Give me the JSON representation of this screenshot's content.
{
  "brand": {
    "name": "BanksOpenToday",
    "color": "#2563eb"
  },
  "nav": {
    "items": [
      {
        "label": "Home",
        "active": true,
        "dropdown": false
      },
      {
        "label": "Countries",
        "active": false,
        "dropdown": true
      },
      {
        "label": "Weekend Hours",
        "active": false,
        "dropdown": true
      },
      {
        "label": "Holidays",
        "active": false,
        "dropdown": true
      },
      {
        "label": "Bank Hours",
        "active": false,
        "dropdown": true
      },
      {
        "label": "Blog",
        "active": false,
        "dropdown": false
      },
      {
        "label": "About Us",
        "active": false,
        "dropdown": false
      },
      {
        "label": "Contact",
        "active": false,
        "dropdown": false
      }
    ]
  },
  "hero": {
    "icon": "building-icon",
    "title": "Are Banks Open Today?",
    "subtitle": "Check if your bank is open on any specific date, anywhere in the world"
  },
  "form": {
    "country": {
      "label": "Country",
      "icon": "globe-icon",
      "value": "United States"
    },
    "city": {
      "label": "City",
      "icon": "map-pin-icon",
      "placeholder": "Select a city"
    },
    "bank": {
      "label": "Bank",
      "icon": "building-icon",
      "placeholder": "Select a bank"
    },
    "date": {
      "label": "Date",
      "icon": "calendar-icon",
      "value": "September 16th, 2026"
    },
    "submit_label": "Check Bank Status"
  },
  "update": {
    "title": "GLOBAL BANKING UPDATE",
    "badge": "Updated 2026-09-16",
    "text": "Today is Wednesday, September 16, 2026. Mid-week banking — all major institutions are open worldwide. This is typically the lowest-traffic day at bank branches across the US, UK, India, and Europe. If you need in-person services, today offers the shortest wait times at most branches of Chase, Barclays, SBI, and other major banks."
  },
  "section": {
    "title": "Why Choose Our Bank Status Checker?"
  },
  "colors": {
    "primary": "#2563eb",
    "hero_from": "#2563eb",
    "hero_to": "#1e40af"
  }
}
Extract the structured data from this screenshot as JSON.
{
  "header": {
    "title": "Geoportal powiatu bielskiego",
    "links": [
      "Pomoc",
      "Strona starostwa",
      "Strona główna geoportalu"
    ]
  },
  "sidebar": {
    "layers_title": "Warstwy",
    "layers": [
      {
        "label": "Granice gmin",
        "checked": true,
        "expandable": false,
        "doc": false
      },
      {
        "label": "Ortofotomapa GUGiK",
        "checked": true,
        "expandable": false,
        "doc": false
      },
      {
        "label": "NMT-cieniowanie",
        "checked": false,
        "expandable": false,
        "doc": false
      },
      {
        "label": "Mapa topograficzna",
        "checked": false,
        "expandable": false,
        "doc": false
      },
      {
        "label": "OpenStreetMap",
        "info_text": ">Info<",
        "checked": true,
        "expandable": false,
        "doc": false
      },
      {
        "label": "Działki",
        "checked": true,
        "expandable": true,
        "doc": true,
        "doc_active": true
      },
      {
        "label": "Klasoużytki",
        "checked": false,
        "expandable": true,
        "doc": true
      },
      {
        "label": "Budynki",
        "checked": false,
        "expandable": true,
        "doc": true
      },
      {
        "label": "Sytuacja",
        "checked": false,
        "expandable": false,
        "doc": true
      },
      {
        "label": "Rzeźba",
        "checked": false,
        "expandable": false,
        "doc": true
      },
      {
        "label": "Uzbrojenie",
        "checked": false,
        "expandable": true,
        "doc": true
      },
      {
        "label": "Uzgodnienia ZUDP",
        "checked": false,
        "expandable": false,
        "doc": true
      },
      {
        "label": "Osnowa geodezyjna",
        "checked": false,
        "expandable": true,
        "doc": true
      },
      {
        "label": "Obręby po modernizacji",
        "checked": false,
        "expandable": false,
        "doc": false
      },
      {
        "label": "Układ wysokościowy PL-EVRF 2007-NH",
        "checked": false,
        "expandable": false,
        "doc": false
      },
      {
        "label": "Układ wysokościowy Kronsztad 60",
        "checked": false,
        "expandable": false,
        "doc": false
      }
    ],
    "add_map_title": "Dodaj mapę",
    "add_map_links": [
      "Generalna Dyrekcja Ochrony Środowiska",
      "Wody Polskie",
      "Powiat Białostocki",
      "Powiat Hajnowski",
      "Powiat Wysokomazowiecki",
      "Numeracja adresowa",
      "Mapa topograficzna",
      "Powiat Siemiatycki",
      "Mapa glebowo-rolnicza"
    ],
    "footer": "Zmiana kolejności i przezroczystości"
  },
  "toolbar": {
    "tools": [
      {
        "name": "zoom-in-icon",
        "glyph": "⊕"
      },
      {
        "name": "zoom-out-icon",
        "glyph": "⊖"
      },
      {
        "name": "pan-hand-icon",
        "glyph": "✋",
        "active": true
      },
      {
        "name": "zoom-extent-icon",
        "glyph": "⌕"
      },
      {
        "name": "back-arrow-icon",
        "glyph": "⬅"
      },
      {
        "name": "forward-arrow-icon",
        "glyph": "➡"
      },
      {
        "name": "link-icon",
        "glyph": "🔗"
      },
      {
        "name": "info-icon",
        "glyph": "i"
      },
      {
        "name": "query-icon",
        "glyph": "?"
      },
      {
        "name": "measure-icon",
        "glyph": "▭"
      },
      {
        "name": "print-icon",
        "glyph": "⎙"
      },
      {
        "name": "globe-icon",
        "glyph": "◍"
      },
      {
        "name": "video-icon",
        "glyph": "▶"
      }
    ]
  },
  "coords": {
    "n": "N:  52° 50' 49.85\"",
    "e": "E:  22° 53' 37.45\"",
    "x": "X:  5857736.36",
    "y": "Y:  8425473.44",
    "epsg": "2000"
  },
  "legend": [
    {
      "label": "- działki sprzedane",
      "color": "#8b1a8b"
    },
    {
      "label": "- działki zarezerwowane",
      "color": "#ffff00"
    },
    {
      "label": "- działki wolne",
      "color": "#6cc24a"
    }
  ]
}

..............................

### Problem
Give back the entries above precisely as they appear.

### Written answer
Give me the JSON representation of this screenshot's content.
{
  "brand": {
    "name": "BanksOpenToday",
    "color": "#2563eb"
  },
  "nav": {
    "items": [
      {
        "label": "Home",
        "active": true,
        "dropdown": false
      },
      {
        "label": "Countries",
        "active": false,
        "dropdown": true
      },
      {
        "label": "Weekend Hours",
        "active": false,
        "dropdown": true
      },
      {
        "label": "Holidays",
        "active": false,
        "dropdown": true
      },
      {
        "label": "Bank Hours",
        "active": false,
        "dropdown": true
      },
      {
        "label": "Blog",
        "active": false,
        "dropdown": false
      },
      {
        "label": "About Us",
        "active": false,
        "dropdown": false
      },
      {
        "label": "Contact",
        "active": false,
        "dropdown": false
      }
    ]
  },
  "hero": {
    "icon": "building-icon",
    "title": "Are Banks Open Today?",
    "subtitle": "Check if your bank is open on any specific date, anywhere in the world"
  },
  "form": {
    "country": {
      "label": "Country",
      "icon": "globe-icon",
      "value": "United States"
    },
    "city": {
      "label": "City",
      "icon": "map-pin-icon",
      "placeholder": "Select a city"
    },
    "bank": {
      "label": "Bank",
      "icon": "building-icon",
      "placeholder": "Select a bank"
    },
    "date": {
      "label": "Date",
      "icon": "calendar-icon",
      "value": "September 16th, 2026"
    },
    "submit_label": "Check Bank Status"
  },
  "update": {
    "title": "GLOBAL BANKING UPDATE",
    "badge": "Updated 2026-09-16",
    "text": "Today is Wednesday, September 16, 2026. Mid-week banking — all major institutions are open worldwide. This is typically the lowest-traffic day at bank branches across the US, UK, India, and Europe. If you need in-person services, today offers the shortest wait times at most branches of Chase, Barclays, SBI, and other major banks."
  },
  "section": {
    "title": "Why Choose Our Bank Status Checker?"
  },
  "colors": {
    "primary": "#2563eb",
    "hero_from": "#2563eb",
    "hero_to": "#1e40af"
  }
}
Extract the structured data from this screenshot as JSON.
{
  "header": {
    "title": "Geoportal powiatu bielskiego",
    "links": [
      "Pomoc",
      "Strona starostwa",
      "Strona główna geoportalu"
    ]
  },
  "sidebar": {
    "layers_title": "Warstwy",
    "layers": [
      {
        "label": "Granice gmin",
        "checked": true,
        "expandable": false,
        "doc": false
      },
      {
        "label": "Ortofotomapa GUGiK",
        "checked": true,
        "expandable": false,
        "doc": false
      },
      {
        "label": "NMT-cieniowanie",
        "checked": false,
        "expandable": false,
        "doc": false
      },
      {
        "label": "Mapa topograficzna",
        "checked": false,
        "expandable": false,
        "doc": false
      },
      {
        "label": "OpenStreetMap",
        "info_text": ">Info<",
        "checked": true,
        "expandable": false,
        "doc": false
      },
      {
        "label": "Działki",
        "checked": true,
        "expandable": true,
        "doc": true,
        "doc_active": true
      },
      {
        "label": "Klasoużytki",
        "checked": false,
        "expandable": true,
        "doc": true
      },
      {
        "label": "Budynki",
        "checked": false,
        "expandable": true,
        "doc": true
      },
      {
        "label": "Sytuacja",
        "checked": false,
        "expandable": false,
        "doc": true
      },
      {
        "label": "Rzeźba",
        "checked": false,
        "expandable": false,
        "doc": true
      },
      {
        "label": "Uzbrojenie",
        "checked": false,
        "expandable": true,
        "doc": true
      },
      {
        "label": "Uzgodnienia ZUDP",
        "checked": false,
        "expandable": false,
        "doc": true
      },
      {
        "label": "Osnowa geodezyjna",
        "checked": false,
        "expandable": true,
        "doc": true
      },
      {
        "label": "Obręby po modernizacji",
        "checked": false,
        "expandable": false,
        "doc": false
      },
      {
        "label": "Układ wysokościowy PL-EVRF 2007-NH",
        "checked": false,
        "expandable": false,
        "doc": false
      },
      {
        "label": "Układ wysokościowy Kronsztad 60",
        "checked": false,
        "expandable": false,
        "doc": false
      }
    ],
    "add_map_title": "Dodaj mapę",
    "add_map_links": [
      "Generalna Dyrekcja Ochrony Środowiska",
      "Wody Polskie",
      "Powiat Białostocki",
      "Powiat Hajnowski",
      "Powiat Wysokomazowiecki",
      "Numeracja adresowa",
      "Mapa topograficzna",
      "Powiat Siemiatycki",
      "Mapa glebowo-rolnicza"
    ],
    "footer": "Zmiana kolejności i przezroczystości"
  },
  "toolbar": {
    "tools": [
      {
        "name": "zoom-in-icon",
        "glyph": "⊕"
      },
      {
        "name": "zoom-out-icon",
        "glyph": "⊖"
      },
      {
        "name": "pan-hand-icon",
        "glyph": "✋",
        "active": true
      },
      {
        "name": "zoom-extent-icon",
        "glyph": "⌕"
      },
      {
        "name": "back-arrow-icon",
        "glyph": "⬅"
      },
      {
        "name": "forward-arrow-icon",
        "glyph": "➡"
      },
      {
        "name": "link-icon",
        "glyph": "🔗"
      },
      {
        "name": "info-icon",
        "glyph": "i"
      },
      {
        "name": "query-icon",
        "glyph": "?"
      },
      {
        "name": "measure-icon",
        "glyph": "▭"
      },
      {
        "name": "print-icon",
        "glyph": "⎙"
      },
      {
        "name": "globe-icon",
        "glyph": "◍"
      },
      {
        "name": "video-icon",
        "glyph": "▶"
      }
    ]
  },
  "coords": {
    "n": "N:  52° 50' 49.85\"",
    "e": "E:  22° 53' 37.45\"",
    "x": "X:  5857736.36",
    "y": "Y:  8425473.44",
    "epsg": "2000"
  },
  "legend": [
    {
      "label": "- działki sprzedane",
      "color": "#8b1a8b"
    },
    {
      "label": "- działki zarezerwowane",
      "color": "#ffff00"
    },
    {
      "label": "- działki wolne",
      "color": "#6cc24a"
    }
  ]
}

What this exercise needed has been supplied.